When the all clear was sounded—again via our phones—indicating that the alert was a mistake, there was a communal sigh of relief. But it was with a subdued mood that we left the big building and boarded the tour bus. The bus driver, a native Hawaiian, began a continuous commentary comparing what the missile attack would have been like with the attack of 183 Japanese bombers on Pearl Harbor in December 1941. As we reached downtown Honolulu he ended his remarks with an emphatic, “Thank you, Jesus!”
Downtown Honolulu was a ghost town. The people on our bus and one other tourist bus were the only people evident. The driver commented about the lack of traffic, and that people must still be in their homes or shelters. We weren’t certain we could see Pearl Harbor because it had been closed following the false alert, but it reopened before we reached the site.
The possibility of what could have been did indeed make our Pearl Harbor experience more realistic and sad. The way World War II ended, with the atomic bombing of Hiroshima and Nagasaki, brought to mind the images of children and adults who suffered from the bombing, with flesh hanging from them and radiation burns. Our own flesh tingled with the thought that we were spared perhaps a similar fate, and our remorse was deepened—remorse that war ever entered human thought.
Nancy and I will be forever grateful that the alert was false. I had thought, before we went on our trip, that a missile from North Korea could be fired at Hawaii given the bullying rhetoric between the presidents of the two countries. But I went anyway, confident that it wouldn’t happen yet, at least not until after we returned home!
The experiences of that Saturday have left me with four “take aways,” to which I need to pay attention and which I commend to anyone with whom I can share these learnings:
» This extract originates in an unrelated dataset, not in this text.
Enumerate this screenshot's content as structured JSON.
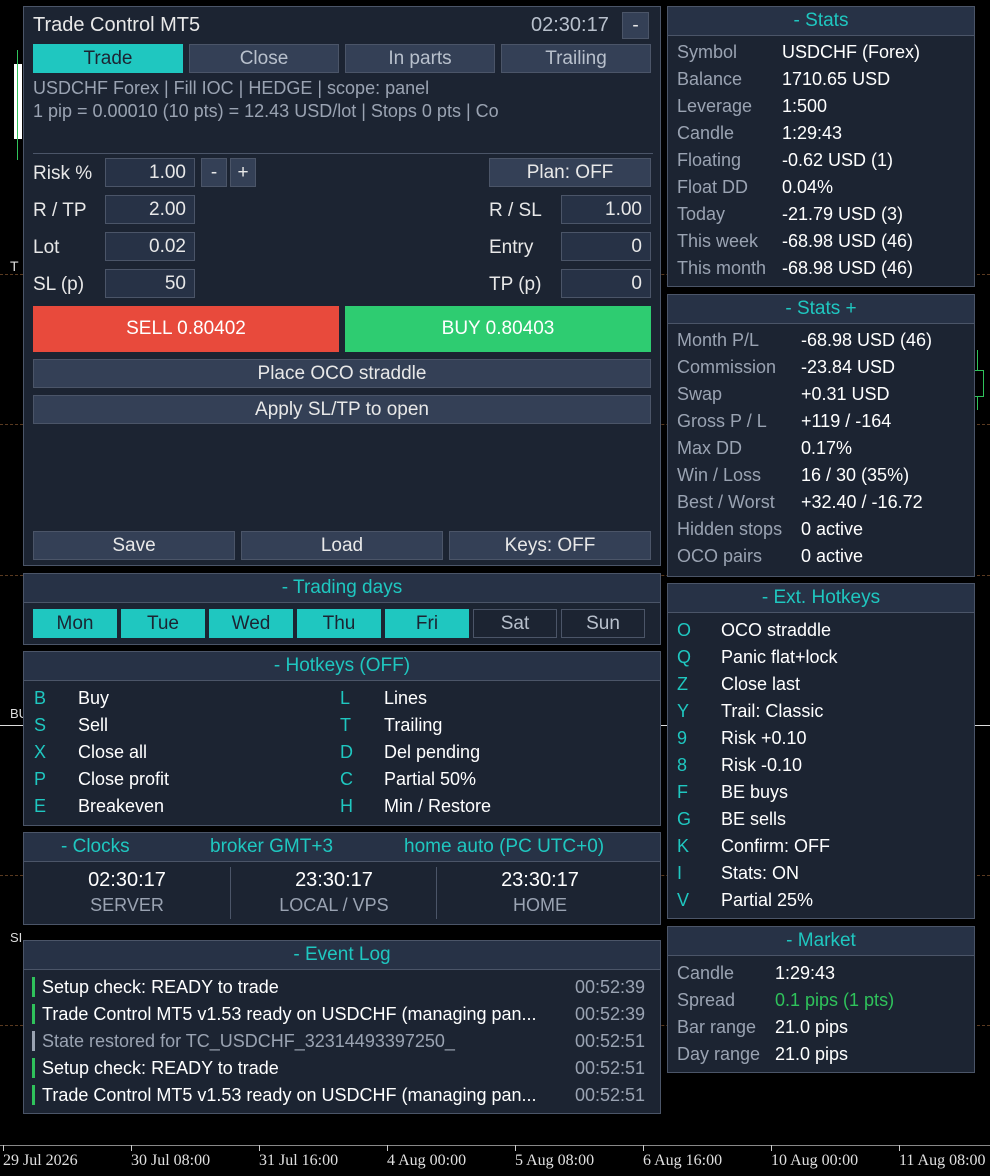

- Never consider that any sort of tragedy will never happen to you. That doesn’t mean we resolve never to go to Hawaii, or try any other venue, event, or experience. Just avoid that false cockiness that you are exempt from harm no matter what may come—otherwise you may be in for a very rude awakening!
- Keep your important papers up to date, including wills, notes about where your executor may find papers and keys, etc., in the event something tragic happens to you. The thought occurred to me, while awaiting the missile attack, that my own records were not up to date. I should have done that before I even boarded an airplane!
- Whatever faith you have or hold, keep it alive and vibrant. Nancy and I were sustained by our faith during the intense wait for an expected missile. In fact, in retrospect, that was all we had as we stood like statues against the wall. What a contrast between that vulnerable wall and the strong arms of a saving God!
- We all need to do more witnessing for peace. I left Hawaii with this conviction. We need to work to change the basic human notion that defense exists only by having a bigger missile than everybody else, and that supremacy can be achieved by being the Big Bully. The United States needs to be great again by being the world’s leader in its respect for all God’s people, and by working at negotiation, sharing, and cooperation.
I’m beginning my witness by sharing this learning from my experience in Hawaii with everybody who will listen.
Fred Swartz is a retired Church of the Brethren pastor who has served on the communications staff of the denomination and as secretary of Annual Conference.